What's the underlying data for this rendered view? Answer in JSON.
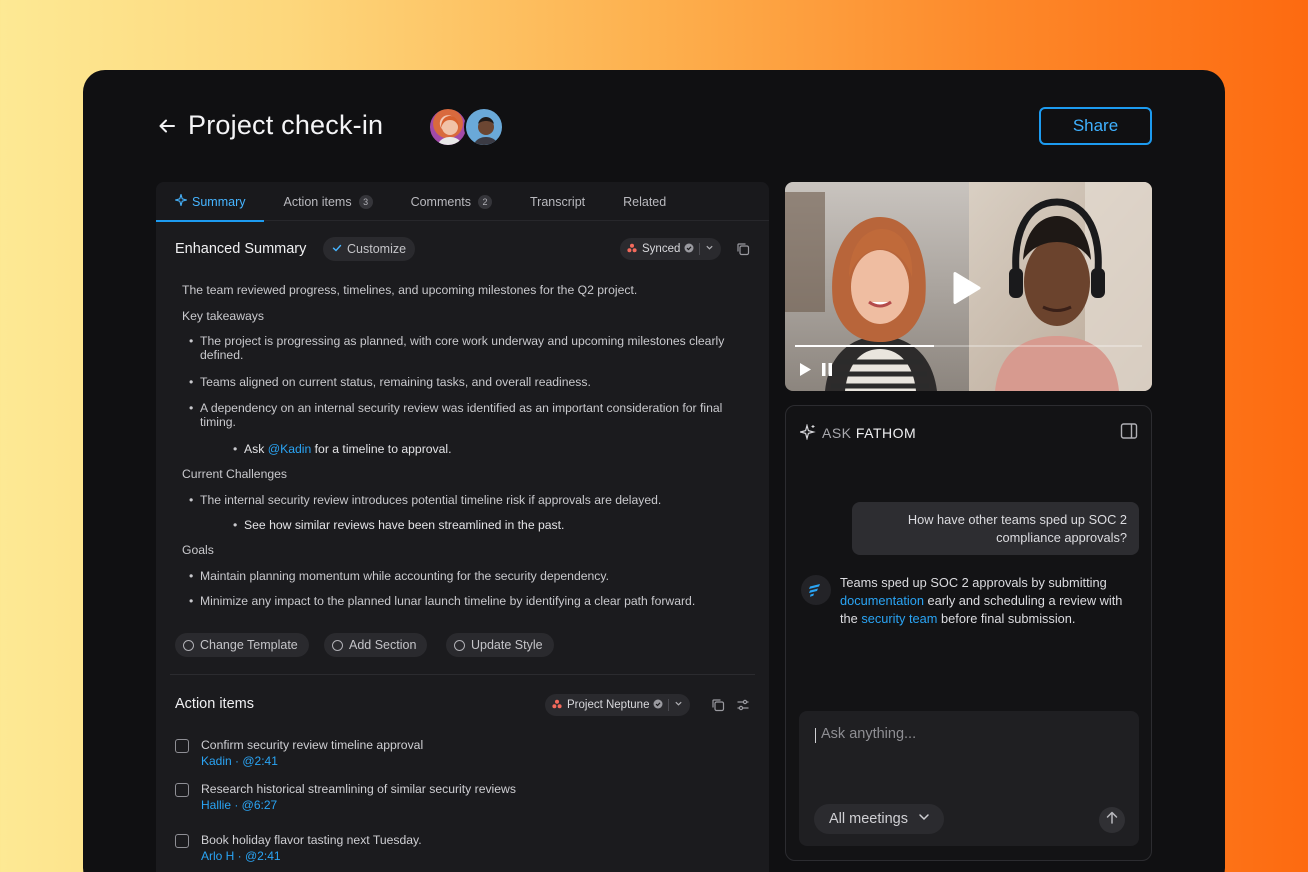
{
  "header": {
    "title": "Project check-in",
    "share_label": "Share"
  },
  "tabs": [
    {
      "label": "Summary",
      "active": true
    },
    {
      "label": "Action items",
      "badge": "3"
    },
    {
      "label": "Comments",
      "badge": "2"
    },
    {
      "label": "Transcript"
    },
    {
      "label": "Related"
    }
  ],
  "summary": {
    "title": "Enhanced Summary",
    "customize_label": "Customize",
    "synced_label": "Synced",
    "intro": "The team reviewed progress, timelines, and upcoming milestones for the Q2 project.",
    "key_takeaways_heading": "Key takeaways",
    "takeaway_1": "The project is progressing as planned, with core work underway and upcoming milestones clearly defined.",
    "takeaway_2": "Teams aligned on current status, remaining tasks, and overall readiness.",
    "takeaway_3": "A dependency on an internal security review was identified as an important consideration for final timing.",
    "sub_1_prefix": "Ask",
    "sub_1_mention": "@Kadin",
    "sub_1_suffix": "for a timeline to approval.",
    "challenges_heading": "Current Challenges",
    "challenge_1": "The internal security review introduces potential timeline risk if approvals are delayed.",
    "challenge_sub_1": "See how similar reviews have been streamlined in the past.",
    "goals_heading": "Goals",
    "goal_1": "Maintain planning momentum while accounting for the security dependency.",
    "goal_2": "Minimize any impact to the planned lunar launch timeline by identifying a clear path forward.",
    "actions": {
      "change_template": "Change Template",
      "add_section": "Add Section",
      "update_style": "Update Style"
    }
  },
  "action_items": {
    "title": "Action items",
    "project_label": "Project Neptune",
    "items": [
      {
        "text": "Confirm security review timeline approval",
        "meta": "Kadin · @2:41"
      },
      {
        "text": "Research historical streamlining of similar security reviews",
        "meta": "Hallie · @6:27"
      },
      {
        "text": "Book holiday flavor tasting next Tuesday.",
        "meta": "Arlo H · @2:41"
      }
    ]
  },
  "video": {
    "progress": 0.4
  },
  "ask": {
    "title_prefix": "ASK",
    "title_brand": "FATHOM",
    "user_message": "How have other teams sped up SOC 2 compliance approvals?",
    "bot_part_1": "Teams sped up SOC 2 approvals by submitting",
    "bot_link_1": "documentation",
    "bot_part_2": "early and scheduling a review with the",
    "bot_link_2": "security team",
    "bot_part_3": "before final submission.",
    "input_placeholder": "Ask anything...",
    "scope_label": "All meetings"
  },
  "colors": {
    "accent": "#1d9bf0",
    "panel_bg": "#1b1b1e",
    "app_bg": "#101012"
  }
}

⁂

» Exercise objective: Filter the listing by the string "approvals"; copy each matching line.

» Worked solution:
    "challenge_1": "The internal security review introduces potential timeline risk if approvals are delayed.",
    "user_message": "How have other teams sped up SOC 2 compliance approvals?",
    "bot_part_1": "Teams sped up SOC 2 approvals by submitting",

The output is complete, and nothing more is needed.